▶ _Input_
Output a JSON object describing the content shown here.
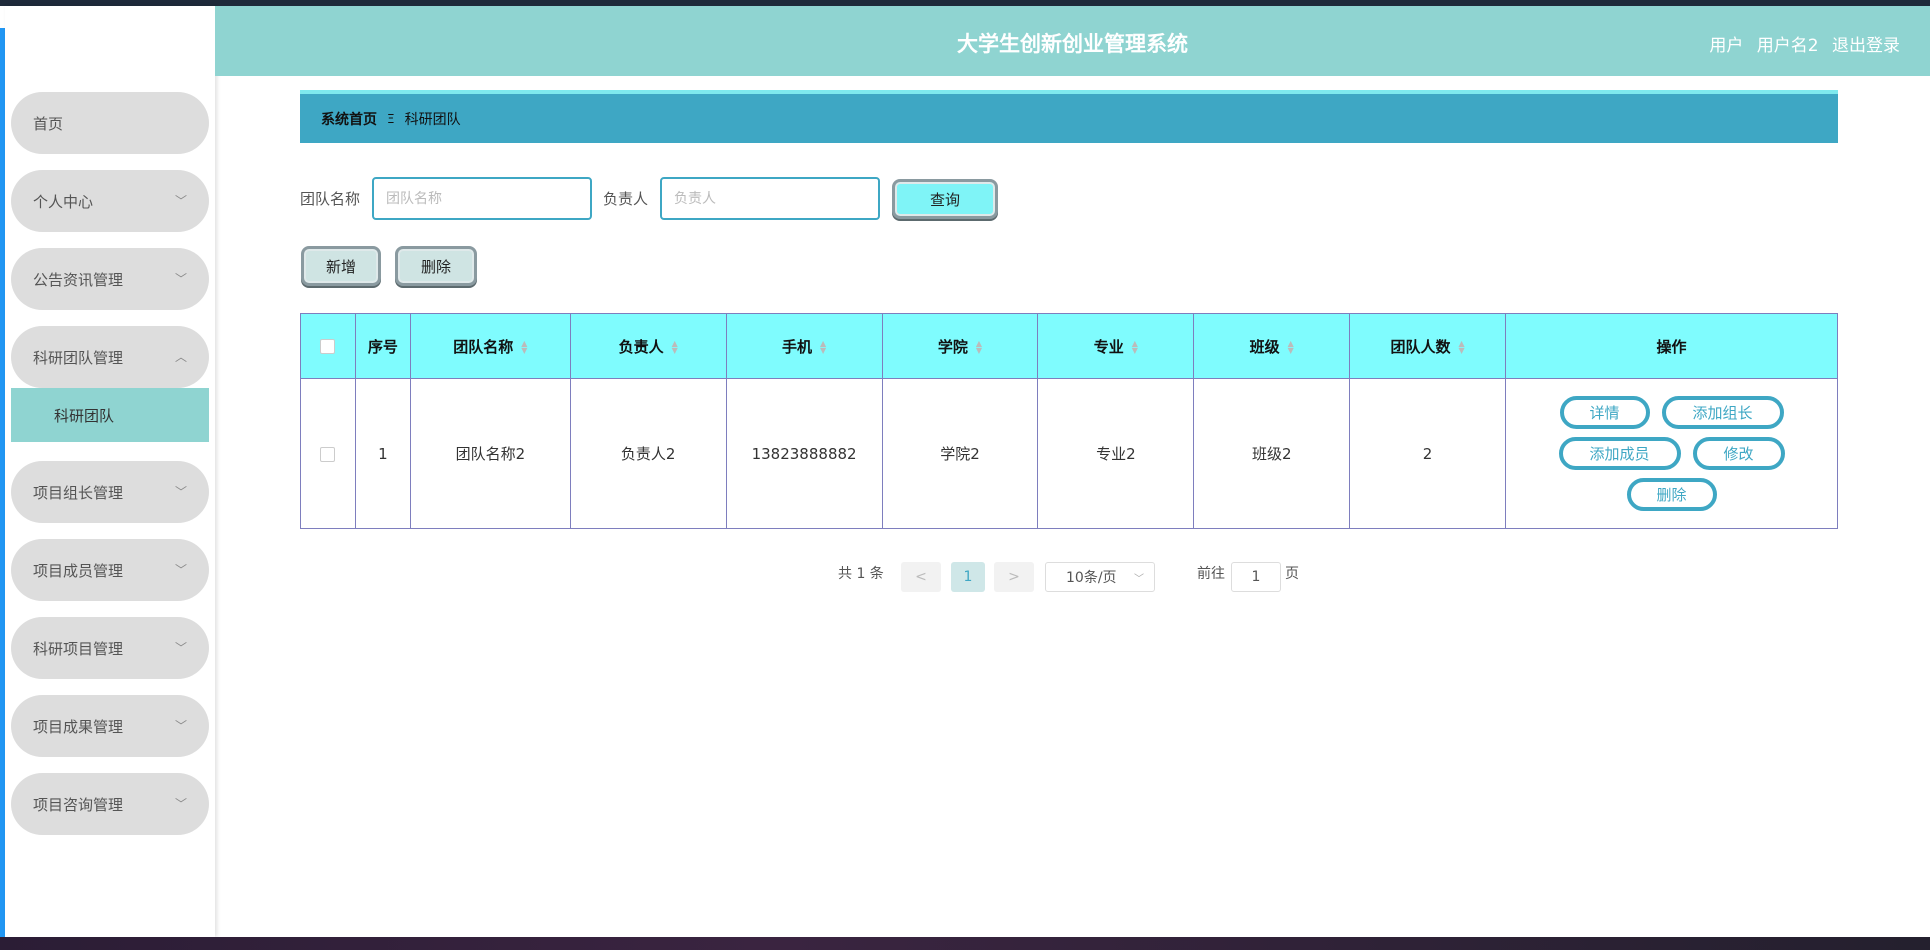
{
  "app": {
    "title": "大学生创新创业管理系统",
    "user_label": "用户",
    "username": "用户名2",
    "logout": "退出登录"
  },
  "sidebar": {
    "items": [
      {
        "label": "首页"
      },
      {
        "label": "个人中心",
        "chevron": "﹀"
      },
      {
        "label": "公告资讯管理",
        "chevron": "﹀"
      },
      {
        "label": "科研团队管理",
        "chevron": "︿"
      },
      {
        "label": "项目组长管理",
        "chevron": "﹀"
      },
      {
        "label": "项目成员管理",
        "chevron": "﹀"
      },
      {
        "label": "科研项目管理",
        "chevron": "﹀"
      },
      {
        "label": "项目成果管理",
        "chevron": "﹀"
      },
      {
        "label": "项目咨询管理",
        "chevron": "﹀"
      }
    ],
    "sub_active": "科研团队"
  },
  "breadcrumb": {
    "home": "系统首页",
    "sep": "Ξ",
    "current": "科研团队"
  },
  "search": {
    "team_label": "团队名称",
    "team_placeholder": "团队名称",
    "leader_label": "负责人",
    "leader_placeholder": "负责人",
    "query_button": "查询"
  },
  "actions": {
    "add": "新增",
    "delete": "删除"
  },
  "table": {
    "columns": [
      "序号",
      "团队名称",
      "负责人",
      "手机",
      "学院",
      "专业",
      "班级",
      "团队人数",
      "操作"
    ],
    "rows": [
      {
        "index": "1",
        "team": "团队名称2",
        "leader": "负责人2",
        "phone": "13823888882",
        "college": "学院2",
        "major": "专业2",
        "class": "班级2",
        "count": "2"
      }
    ],
    "row_actions": [
      "详情",
      "添加组长",
      "添加成员",
      "修改",
      "删除"
    ]
  },
  "pagination": {
    "total": "共 1 条",
    "prev": "<",
    "current": "1",
    "next": ">",
    "page_size": "10条/页",
    "goto_label": "前往",
    "goto_value": "1",
    "page_suffix": "页"
  },
  "colors": {
    "header": "#8fd4d1",
    "breadcrumb": "#3ea7c4",
    "table_header": "#7ffcfe",
    "accent": "#3ea7c4"
  }
}
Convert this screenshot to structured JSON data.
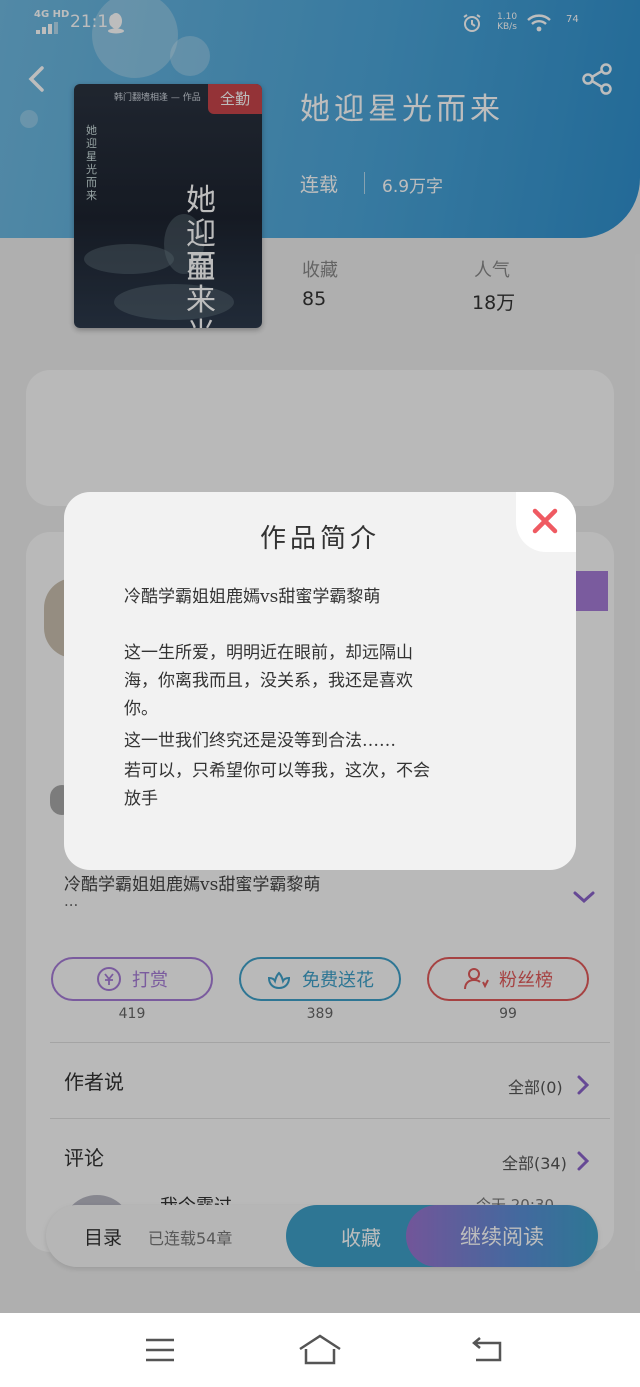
{
  "status_bar": {
    "network": "4G HD",
    "time": "21:10",
    "speed_value": "1.10",
    "speed_unit": "KB/s",
    "battery": "74"
  },
  "book": {
    "title": "她迎星光而来",
    "status": "连载",
    "words": "6.9万字",
    "cover_badge": "全勤",
    "cover_title_a": "她迎星",
    "cover_title_b": "而来光",
    "cover_side": "她迎星光而来",
    "cover_note": "韩门翻墙相逢 — 作品"
  },
  "stats": {
    "fav_label": "收藏",
    "fav_value": "85",
    "pop_label": "人气",
    "pop_value": "18万"
  },
  "intro": {
    "short": "冷酷学霸姐姐鹿嫣vs甜蜜学霸黎萌",
    "more": "..."
  },
  "actions": {
    "reward_label": "打赏",
    "reward_count": "419",
    "flower_label": "免费送花",
    "flower_count": "389",
    "fans_label": "粉丝榜",
    "fans_count": "99"
  },
  "author_say": {
    "title": "作者说",
    "all": "全部(0)"
  },
  "comments": {
    "title": "评论",
    "all": "全部(34)",
    "first_name": "我今露过",
    "first_time": "今天 20:30"
  },
  "bottom_bar": {
    "toc": "目录",
    "chapters": "已连载54章",
    "favorite": "收藏",
    "continue": "继续阅读"
  },
  "modal": {
    "title": "作品简介",
    "lines": [
      "冷酷学霸姐姐鹿嫣vs甜蜜学霸黎萌",
      "这一生所爱，明明近在眼前，却远隔山",
      "海，你离我而且，没关系，我还是喜欢",
      "你。",
      "这一世我们终究还是没等到合法……",
      "若可以，只希望你可以等我，这次，不会",
      "放手"
    ]
  },
  "colors": {
    "header": "#4aa4d8",
    "reward": "#a57bd6",
    "flower": "#3ea0c8",
    "fans": "#e05a5a",
    "close": "#ef5a62"
  }
}
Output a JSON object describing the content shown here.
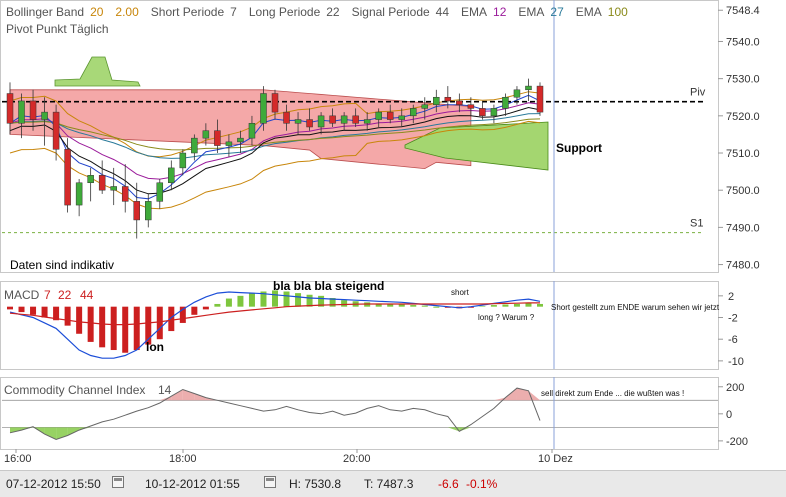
{
  "header": {
    "line1": [
      {
        "text": "Bollinger Band",
        "color": "#555555"
      },
      {
        "text": "20",
        "color": "#c8860b"
      },
      {
        "text": "2.00",
        "color": "#c8860b"
      },
      {
        "text": "Short Periode",
        "color": "#555555"
      },
      {
        "text": "7",
        "color": "#555555"
      },
      {
        "text": "Long Periode",
        "color": "#555555"
      },
      {
        "text": "22",
        "color": "#555555"
      },
      {
        "text": "Signal Periode",
        "color": "#555555"
      },
      {
        "text": "44",
        "color": "#555555"
      },
      {
        "text": "EMA",
        "color": "#555555"
      },
      {
        "text": "12",
        "color": "#9b1c9b"
      },
      {
        "text": "EMA",
        "color": "#555555"
      },
      {
        "text": "27",
        "color": "#2a7a9a"
      },
      {
        "text": "EMA",
        "color": "#555555"
      },
      {
        "text": "100",
        "color": "#8a8a1a"
      }
    ],
    "line2": "Pivot Punkt  Täglich"
  },
  "chart_data": [
    {
      "type": "candlestick",
      "yticks": [
        "7548.4",
        "7540.0",
        "7530.0",
        "7520.0",
        "7510.0",
        "7500.0",
        "7490.0",
        "7480.0"
      ],
      "ylim": [
        7478,
        7549
      ],
      "levels": [
        {
          "name": "Piv",
          "value": 7523.8
        },
        {
          "name": "S1",
          "value": 7488.6
        }
      ],
      "annotations": [
        "Support",
        "Daten sind indikativ"
      ],
      "candles": [
        [
          7526,
          7529,
          7515,
          7518
        ],
        [
          7518,
          7526,
          7514,
          7524
        ],
        [
          7524,
          7527,
          7516,
          7519
        ],
        [
          7519,
          7525,
          7512,
          7521
        ],
        [
          7521,
          7523,
          7508,
          7511
        ],
        [
          7511,
          7514,
          7494,
          7496
        ],
        [
          7496,
          7503,
          7493,
          7502
        ],
        [
          7502,
          7506,
          7497,
          7504
        ],
        [
          7504,
          7508,
          7499,
          7500
        ],
        [
          7500,
          7506,
          7496,
          7501
        ],
        [
          7501,
          7507,
          7494,
          7497
        ],
        [
          7497,
          7502,
          7487,
          7492
        ],
        [
          7492,
          7499,
          7490,
          7497
        ],
        [
          7497,
          7503,
          7495,
          7502
        ],
        [
          7502,
          7508,
          7500,
          7506
        ],
        [
          7506,
          7511,
          7504,
          7510
        ],
        [
          7510,
          7515,
          7508,
          7514
        ],
        [
          7514,
          7518,
          7512,
          7516
        ],
        [
          7516,
          7519,
          7510,
          7512
        ],
        [
          7512,
          7515,
          7509,
          7513
        ],
        [
          7513,
          7516,
          7510,
          7514
        ],
        [
          7514,
          7520,
          7512,
          7518
        ],
        [
          7518,
          7528,
          7516,
          7526
        ],
        [
          7526,
          7527,
          7519,
          7521
        ],
        [
          7521,
          7523,
          7516,
          7518
        ],
        [
          7518,
          7521,
          7515,
          7519
        ],
        [
          7519,
          7522,
          7516,
          7517
        ],
        [
          7517,
          7521,
          7515,
          7520
        ],
        [
          7520,
          7522,
          7517,
          7518
        ],
        [
          7518,
          7521,
          7516,
          7520
        ],
        [
          7520,
          7522,
          7517,
          7518
        ],
        [
          7518,
          7521,
          7516,
          7519
        ],
        [
          7519,
          7522,
          7517,
          7521
        ],
        [
          7521,
          7523,
          7518,
          7519
        ],
        [
          7519,
          7522,
          7517,
          7520
        ],
        [
          7520,
          7523,
          7518,
          7522
        ],
        [
          7522,
          7525,
          7519,
          7523
        ],
        [
          7523,
          7527,
          7521,
          7525
        ],
        [
          7525,
          7528,
          7522,
          7524
        ],
        [
          7524,
          7526,
          7521,
          7523
        ],
        [
          7523,
          7525,
          7520,
          7522
        ],
        [
          7522,
          7524,
          7519,
          7520
        ],
        [
          7520,
          7523,
          7518,
          7522
        ],
        [
          7522,
          7526,
          7520,
          7525
        ],
        [
          7525,
          7528,
          7523,
          7527
        ],
        [
          7527,
          7530,
          7524,
          7528
        ],
        [
          7528,
          7529,
          7520,
          7521
        ]
      ]
    },
    {
      "type": "bar",
      "title": "MACD",
      "params": [
        "7",
        "22",
        "44"
      ],
      "yticks": [
        "2",
        "-2",
        "-6",
        "-10"
      ],
      "ylim": [
        -11.5,
        4
      ],
      "histogram": [
        -0.5,
        -1,
        -1.5,
        -2,
        -2.5,
        -3.5,
        -5,
        -6.5,
        -7.5,
        -8,
        -8.5,
        -8,
        -7,
        -6,
        -4.5,
        -3,
        -1.5,
        -0.5,
        0.5,
        1.5,
        2,
        2.5,
        2.8,
        3,
        2.8,
        2.5,
        2.2,
        2,
        1.6,
        1.2,
        1,
        0.8,
        0.6,
        0.5,
        0.4,
        0.3,
        0.2,
        0,
        -0.2,
        -0.3,
        -0.2,
        0.1,
        0.3,
        0.4,
        0.5,
        0.6,
        0.5
      ],
      "macd_line": [
        -1,
        -1.5,
        -2,
        -3,
        -4,
        -6,
        -8,
        -9,
        -9.5,
        -9.5,
        -9,
        -8,
        -6,
        -4,
        -2,
        -0.5,
        0.8,
        1.8,
        2.5,
        2.7,
        2.6,
        2.5,
        2.4,
        2.2,
        2,
        1.8,
        1.6,
        1.5,
        1.4,
        1.3,
        1.2,
        1.1,
        1,
        0.9,
        0.8,
        0.6,
        0.4,
        0.2,
        0,
        -0.2,
        0,
        0.3,
        0.6,
        0.9,
        1.2,
        1.4,
        1
      ],
      "signal_line": [
        -1.2,
        -1.4,
        -1.6,
        -1.9,
        -2.2,
        -2.5,
        -2.8,
        -3,
        -3.2,
        -3.3,
        -3.3,
        -3.2,
        -3,
        -2.8,
        -2.5,
        -2.2,
        -1.9,
        -1.6,
        -1.3,
        -1,
        -0.8,
        -0.6,
        -0.4,
        -0.2,
        0,
        0.1,
        0.2,
        0.3,
        0.35,
        0.4,
        0.45,
        0.5,
        0.5,
        0.5,
        0.5,
        0.5,
        0.5,
        0.5,
        0.5,
        0.5,
        0.5,
        0.5,
        0.55,
        0.6,
        0.65,
        0.7,
        0.7
      ],
      "annotations": [
        "bla bla bla steigend",
        "short",
        "long ? Warum ?",
        "Short gestellt zum ENDE warum  sehen wir jetzt",
        "lon"
      ]
    },
    {
      "type": "line",
      "title": "Commodity Channel Index",
      "params": [
        "14"
      ],
      "yticks": [
        "200",
        "0",
        "-200"
      ],
      "ylim": [
        -260,
        250
      ],
      "bands": [
        100,
        -100
      ],
      "values": [
        -140,
        -120,
        -95,
        -150,
        -190,
        -160,
        -120,
        -90,
        -60,
        -40,
        -10,
        20,
        45,
        80,
        130,
        180,
        150,
        120,
        100,
        80,
        60,
        40,
        20,
        30,
        55,
        30,
        10,
        0,
        20,
        -10,
        5,
        40,
        60,
        30,
        20,
        40,
        30,
        0,
        -20,
        -130,
        -80,
        -20,
        40,
        120,
        190,
        170,
        -50
      ],
      "annotations": [
        "sell direkt zum Ende ... die wußten was !"
      ]
    }
  ],
  "x_axis": {
    "labels": [
      "16:00",
      "18:00",
      "20:00",
      "10 Dez"
    ]
  },
  "footer": {
    "from": "07-12-2012 15:50",
    "to": "10-12-2012 01:55",
    "high": "H: 7530.8",
    "low": "T: 7487.3",
    "change": "-6.6",
    "change_pct": "-0.1%",
    "change_color": "#cc0000"
  }
}
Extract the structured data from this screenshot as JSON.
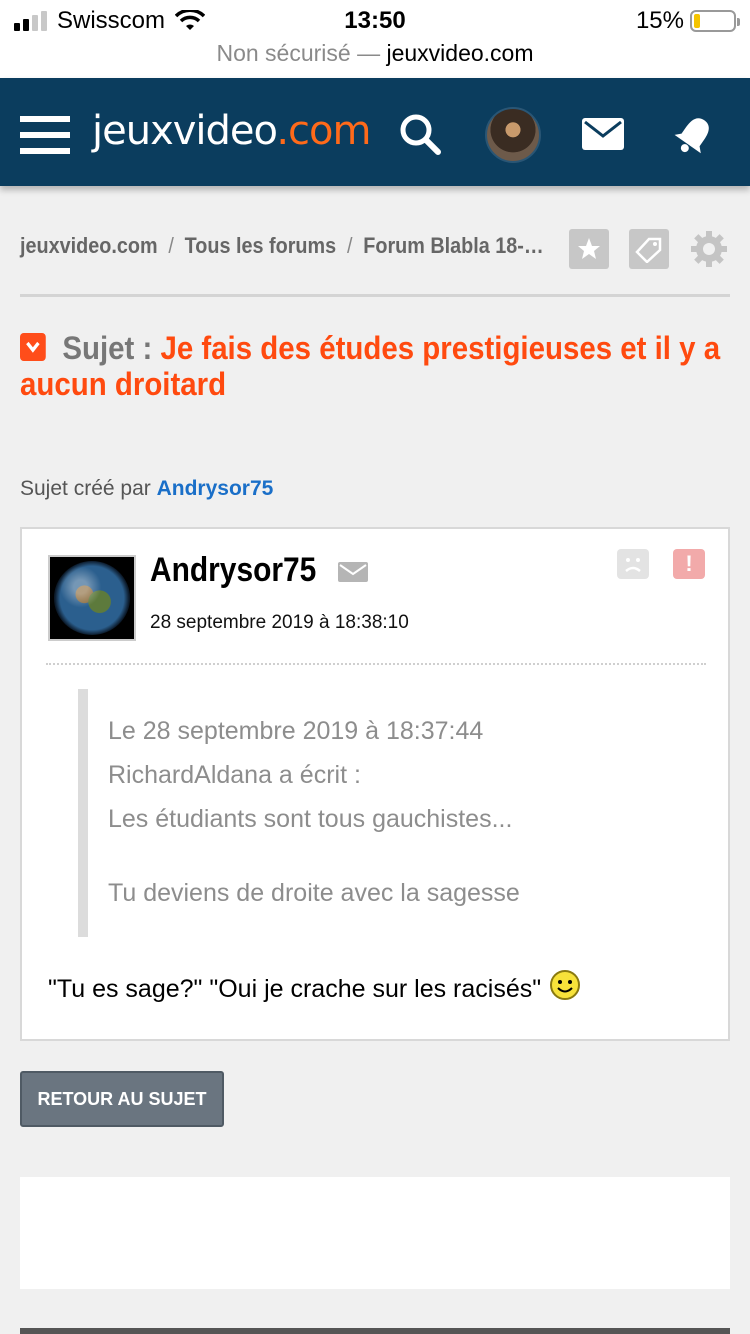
{
  "status_bar": {
    "carrier": "Swisscom",
    "time": "13:50",
    "battery_percent": "15%",
    "battery_level": 0.15,
    "signal_bars_active": 2,
    "signal_bars_total": 4
  },
  "url_bar": {
    "security": "Non sécurisé —",
    "domain": "jeuxvideo.com"
  },
  "header": {
    "logo_main": "jeuxvideo",
    "logo_suffix": ".com",
    "icons": [
      "menu-icon",
      "search-icon",
      "user-avatar",
      "mail-icon",
      "bell-icon"
    ],
    "colors": {
      "background": "#0b3d5e",
      "accent": "#ff6a1a"
    }
  },
  "breadcrumb": {
    "items": [
      "jeuxvideo.com",
      "Tous les forums",
      "Forum Blabla 18-…"
    ],
    "separator": "/",
    "actions": [
      "star-icon",
      "tag-icon",
      "gear-icon"
    ]
  },
  "topic": {
    "label": "Sujet :",
    "title": "Je fais des études prestigieuses et il y a aucun droitard",
    "title_color": "#ff4a0f"
  },
  "created_by": {
    "prefix": "Sujet créé par",
    "author": "Andrysor75"
  },
  "post": {
    "author": "Andrysor75",
    "date": "28 septembre 2019 à 18:38:10",
    "quote": {
      "header": "Le 28 septembre 2019 à 18:37:44",
      "wrote": "RichardAldana a écrit :",
      "line1": "Les étudiants sont tous gauchistes...",
      "line2": "Tu deviens de droite avec la sagesse"
    },
    "message": "\"Tu es sage?\" \"Oui je crache sur les racisés\""
  },
  "buttons": {
    "back": "RETOUR AU SUJET"
  }
}
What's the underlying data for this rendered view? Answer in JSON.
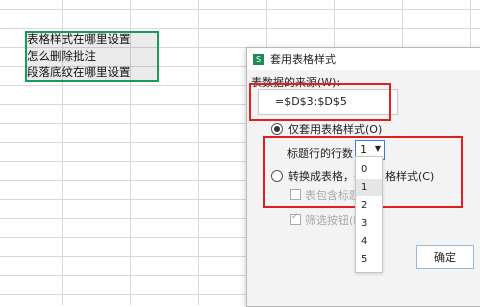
{
  "sheet": {
    "cells": [
      "表格样式在哪里设置",
      "怎么删除批注",
      "段落底纹在哪里设置"
    ]
  },
  "dialog": {
    "title": "套用表格样式",
    "app_icon": "S",
    "source_label": "表数据的来源(W):",
    "source_value": "=$D$3:$D$5",
    "option_style_only": "仅套用表格样式(O)",
    "rows_label": "标题行的行数",
    "rows_value": "1",
    "option_convert": "转换成表格，并",
    "option_convert_tail": "格样式(C)",
    "checkbox_header": "表包含标题",
    "checkbox_filter": "筛选按钮(F",
    "ok_label": "确定",
    "dropdown_options": [
      "0",
      "1",
      "2",
      "3",
      "4",
      "5"
    ],
    "dropdown_selected": "1"
  },
  "colors": {
    "selection_border": "#1a9b5a",
    "highlight_red": "#e02020"
  }
}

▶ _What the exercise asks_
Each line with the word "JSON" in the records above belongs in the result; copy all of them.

▶ _Exercise answer_
Output a JSON object describing the content shown here.
Convert this screenshot to structured JSON data.
Output a JSON object describing the content shown here.
Extract the structured data from this screenshot as JSON.
What's the underlying data for this rendered view? Answer in JSON.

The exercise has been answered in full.